As I write this, I admit that I have not been following the radio news reports very closely so I have no idea where the rebels are right now in their campaign. As the war has dragged on, the reports of Congo have become much less urgent to international reporters.
During the years 1845-1930, 1.2 million Swedes, 25% of the Swedish population, emigrated to North America. This mass exodus, fueled by social discontent, poor crops, religious persecution, land fever, and new opportunities, split the country into two distinct groups–(A) Swedes who stayed, and (B) Swedes who left to become assimilated into an alien culture. America-fever tore families apart geographically and emotionally. In this essay, I am interested in the various ways those in Group B adapted, or failed to adapt, as they settled in as immigrants.
While rummaging through a box of old North Park memorabilia on a recent quiet afternoon, I came across a Swedish exam I had taken in the Fall of 1957. My test result was pathetic and along with the many red marks that appeared was a little note from my instructor, E. Gustav Johnson. It read: “Learning the Swedish language requires regular class attendance. You don’t occasionally go to football practice do you?”
We arrived just in time–before the soccer game began–and took our seats in the very back row of the lower section in the Hubert Humphrey Metrodome. Looking to the right, who should we see but a really old time Minnehaha fan, none other than Milton C.R. Carlson!
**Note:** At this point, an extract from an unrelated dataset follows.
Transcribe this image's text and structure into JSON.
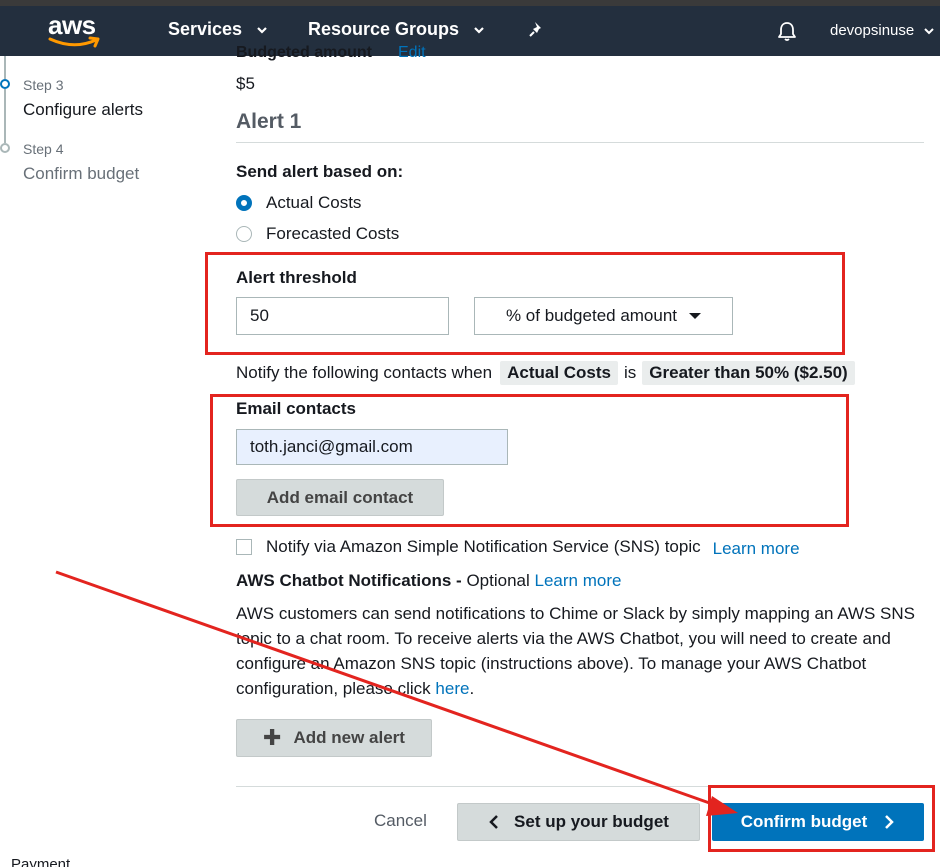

This year's Waldenström Award for the top college football player goes to Ricky Williams (Running Back, University of Texas).
Elder Lindahl wins fishing contest; Covenant Men's Auxiliary formed.
Mel Brooks once said, “Tragedy is if I cut my finger. Comedy is if you fall into an open manhole and die.” Since laughter is the best medicine, and we all need medicine now and again, I thought I would write about some of my favorite film comedies.
Prior to our own hymnals and song books was the hymnal of the State Church of Sweden, Den Svenska Psalmboken (the Swedish Psalm-book). This was the major literary achievement of the archbishop of the Swedish church, Johan Olof Wallin (1779-1839). Among the 500 hymns in the psalmbook, Wallin wrote 128 original hymns, made 178 revisions, and translated 23 hymns from the German chorales.
Text: “Bodily Exercise profiteth little.” – Paul of Tarsus
Motto: “The real game is the game you are in.”
Hugh Downs was being interviewed one night. Since he is my age I consider him a secret brother. The talk was about aging. That got my attention.
Pittsburgh Wedding; Happy 100th; North Park Seminary–A Going Concern